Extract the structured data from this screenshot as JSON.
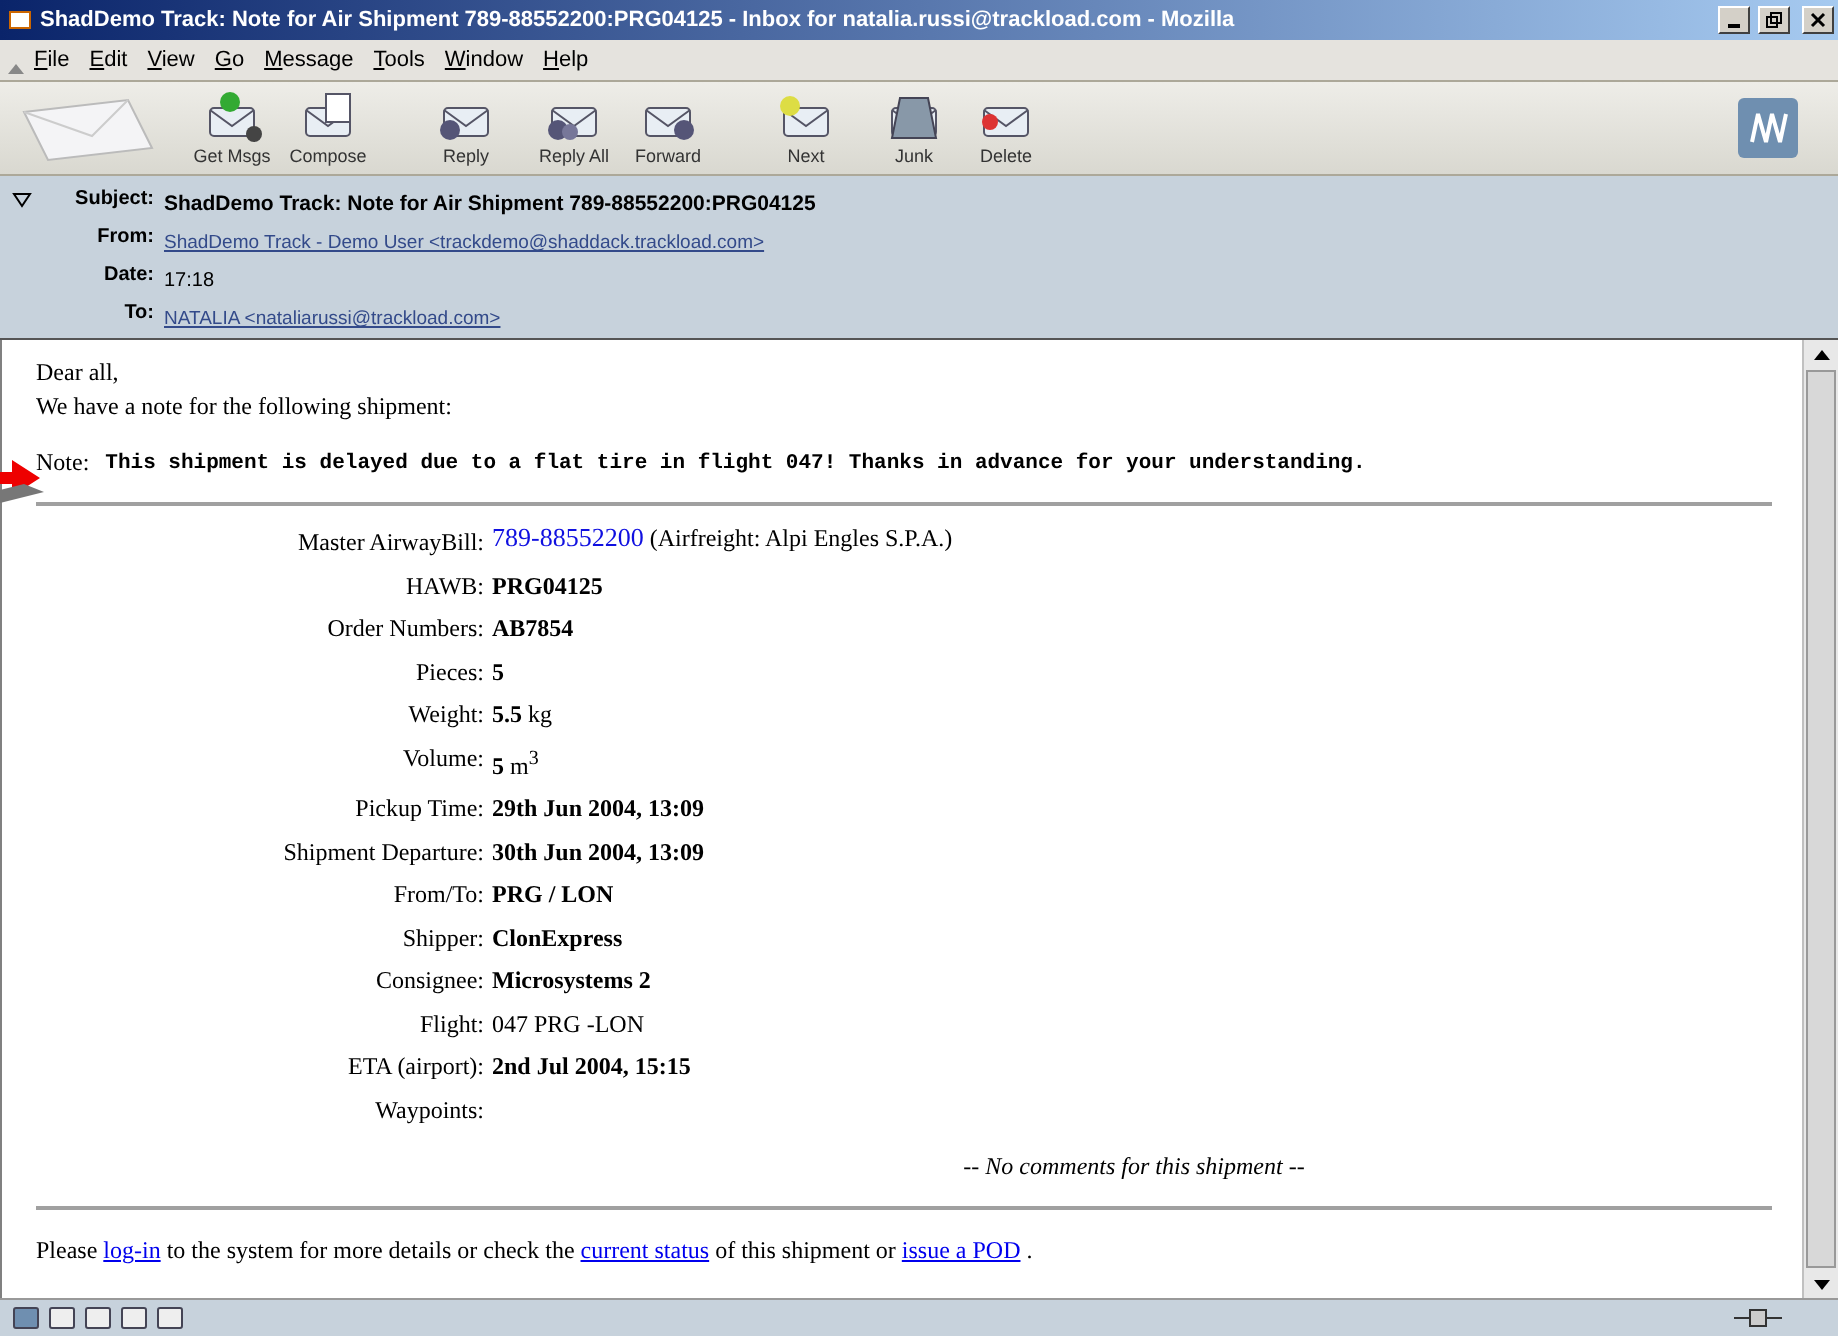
{
  "window": {
    "title": "ShadDemo Track: Note for Air Shipment 789-88552200:PRG04125 - Inbox for natalia.russi@trackload.com - Mozilla"
  },
  "menu": [
    "File",
    "Edit",
    "View",
    "Go",
    "Message",
    "Tools",
    "Window",
    "Help"
  ],
  "toolbar": [
    {
      "label": "Get Msgs",
      "kind": "get"
    },
    {
      "label": "Compose",
      "kind": "compose"
    },
    {
      "label": "Reply",
      "kind": "reply"
    },
    {
      "label": "Reply All",
      "kind": "replyall"
    },
    {
      "label": "Forward",
      "kind": "forward"
    },
    {
      "label": "Next",
      "kind": "next"
    },
    {
      "label": "Junk",
      "kind": "junk"
    },
    {
      "label": "Delete",
      "kind": "delete"
    }
  ],
  "header": {
    "expanded": true,
    "fields": [
      {
        "label": "Subject:",
        "value": "ShadDemo Track: Note for Air Shipment 789-88552200:PRG04125",
        "kind": "bold"
      },
      {
        "label": "From:",
        "value": "ShadDemo Track - Demo User <trackdemo@shaddack.trackload.com>",
        "kind": "link"
      },
      {
        "label": "Date:",
        "value": "17:18",
        "kind": "text"
      },
      {
        "label": "To:",
        "value": "NATALIA <nataliarussi@trackload.com>",
        "kind": "link"
      }
    ]
  },
  "body": {
    "greeting": "Dear all,",
    "intro": "We have a note for the following shipment:",
    "note_label": "Note:",
    "note": "This shipment is delayed due to a flat tire in flight 047! Thanks in advance for your understanding.",
    "details": [
      {
        "label": "Master AirwayBill:",
        "value": "789-88552200",
        "kind": "link",
        "extra": "(Airfreight: Alpi Engles S.P.A.)"
      },
      {
        "label": "HAWB:",
        "value": "PRG04125",
        "kind": "bold"
      },
      {
        "label": "Order Numbers:",
        "value": "AB7854",
        "kind": "bold"
      },
      {
        "label": "Pieces:",
        "value": "5",
        "kind": "bold"
      },
      {
        "label": "Weight:",
        "value": "**5.5** kg",
        "kind": "rich"
      },
      {
        "label": "Volume:",
        "value": "**5** m$^{3}$",
        "kind": "rich"
      },
      {
        "label": "Pickup Time:",
        "value": "29th Jun 2004, 13:09",
        "kind": "bold"
      },
      {
        "label": "Shipment Departure:",
        "value": "30th Jun 2004, 13:09",
        "kind": "bold"
      },
      {
        "label": "From/To:",
        "value": "PRG / LON",
        "kind": "bold"
      },
      {
        "label": "Shipper:",
        "value": "ClonExpress",
        "kind": "bold"
      },
      {
        "label": "Consignee:",
        "value": "Microsystems 2",
        "kind": "bold"
      },
      {
        "label": "Flight:",
        "value": "047 PRG -LON",
        "kind": "text"
      },
      {
        "label": "ETA (airport):",
        "value": "2nd Jul 2004, 15:15",
        "kind": "bold"
      },
      {
        "label": "Waypoints:",
        "kind": "empty"
      }
    ],
    "comments": "-- No comments for this shipment --",
    "footer": [
      {
        "text": "Please",
        "kind": "text"
      },
      {
        "text": "log-in",
        "kind": "link"
      },
      {
        "text": "to the system for more details or check the",
        "kind": "text"
      },
      {
        "text": "current status",
        "kind": "link"
      },
      {
        "text": "of this shipment or",
        "kind": "text"
      },
      {
        "text": "issue a POD",
        "kind": "link"
      },
      {
        "text": ".",
        "kind": "text"
      }
    ]
  }
}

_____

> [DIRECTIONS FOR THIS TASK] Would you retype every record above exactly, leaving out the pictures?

> [ANSWER SPACE]
Extract the structured data from this screenshot as JSON.
{
  "window": {
    "title": "ShadDemo Track: Note for Air Shipment 789-88552200:PRG04125 - Inbox for natalia.russi@trackload.com - Mozilla"
  },
  "menu": [
    "File",
    "Edit",
    "View",
    "Go",
    "Message",
    "Tools",
    "Window",
    "Help"
  ],
  "toolbar": [
    {
      "label": "Get Msgs",
      "kind": "get"
    },
    {
      "label": "Compose",
      "kind": "compose"
    },
    {
      "label": "Reply",
      "kind": "reply"
    },
    {
      "label": "Reply All",
      "kind": "replyall"
    },
    {
      "label": "Forward",
      "kind": "forward"
    },
    {
      "label": "Next",
      "kind": "next"
    },
    {
      "label": "Junk",
      "kind": "junk"
    },
    {
      "label": "Delete",
      "kind": "delete"
    }
  ],
  "header": {
    "expanded": true,
    "fields": [
      {
        "label": "Subject:",
        "value": "ShadDemo Track: Note for Air Shipment 789-88552200:PRG04125",
        "kind": "bold"
      },
      {
        "label": "From:",
        "value": "ShadDemo Track - Demo User <trackdemo@shaddack.trackload.com>",
        "kind": "link"
      },
      {
        "label": "Date:",
        "value": "17:18",
        "kind": "text"
      },
      {
        "label": "To:",
        "value": "NATALIA <nataliarussi@trackload.com>",
        "kind": "link"
      }
    ]
  },
  "body": {
    "greeting": "Dear all,",
    "intro": "We have a note for the following shipment:",
    "note_label": "Note:",
    "note": "This shipment is delayed due to a flat tire in flight 047! Thanks in advance for your understanding.",
    "details": [
      {
        "label": "Master AirwayBill:",
        "value": "789-88552200",
        "kind": "link",
        "extra": "(Airfreight: Alpi Engles S.P.A.)"
      },
      {
        "label": "HAWB:",
        "value": "PRG04125",
        "kind": "bold"
      },
      {
        "label": "Order Numbers:",
        "value": "AB7854",
        "kind": "bold"
      },
      {
        "label": "Pieces:",
        "value": "5",
        "kind": "bold"
      },
      {
        "label": "Weight:",
        "value": "**5.5** kg",
        "kind": "rich"
      },
      {
        "label": "Volume:",
        "value": "**5** m$^{3}$",
        "kind": "rich"
      },
      {
        "label": "Pickup Time:",
        "value": "29th Jun 2004, 13:09",
        "kind": "bold"
      },
      {
        "label": "Shipment Departure:",
        "value": "30th Jun 2004, 13:09",
        "kind": "bold"
      },
      {
        "label": "From/To:",
        "value": "PRG / LON",
        "kind": "bold"
      },
      {
        "label": "Shipper:",
        "value": "ClonExpress",
        "kind": "bold"
      },
      {
        "label": "Consignee:",
        "value": "Microsystems 2",
        "kind": "bold"
      },
      {
        "label": "Flight:",
        "value": "047 PRG -LON",
        "kind": "text"
      },
      {
        "label": "ETA (airport):",
        "value": "2nd Jul 2004, 15:15",
        "kind": "bold"
      },
      {
        "label": "Waypoints:",
        "kind": "empty"
      }
    ],
    "comments": "-- No comments for this shipment --",
    "footer": [
      {
        "text": "Please",
        "kind": "text"
      },
      {
        "text": "log-in",
        "kind": "link"
      },
      {
        "text": "to the system for more details or check the",
        "kind": "text"
      },
      {
        "text": "current status",
        "kind": "link"
      },
      {
        "text": "of this shipment or",
        "kind": "text"
      },
      {
        "text": "issue a POD",
        "kind": "link"
      },
      {
        "text": ".",
        "kind": "text"
      }
    ]
  }
}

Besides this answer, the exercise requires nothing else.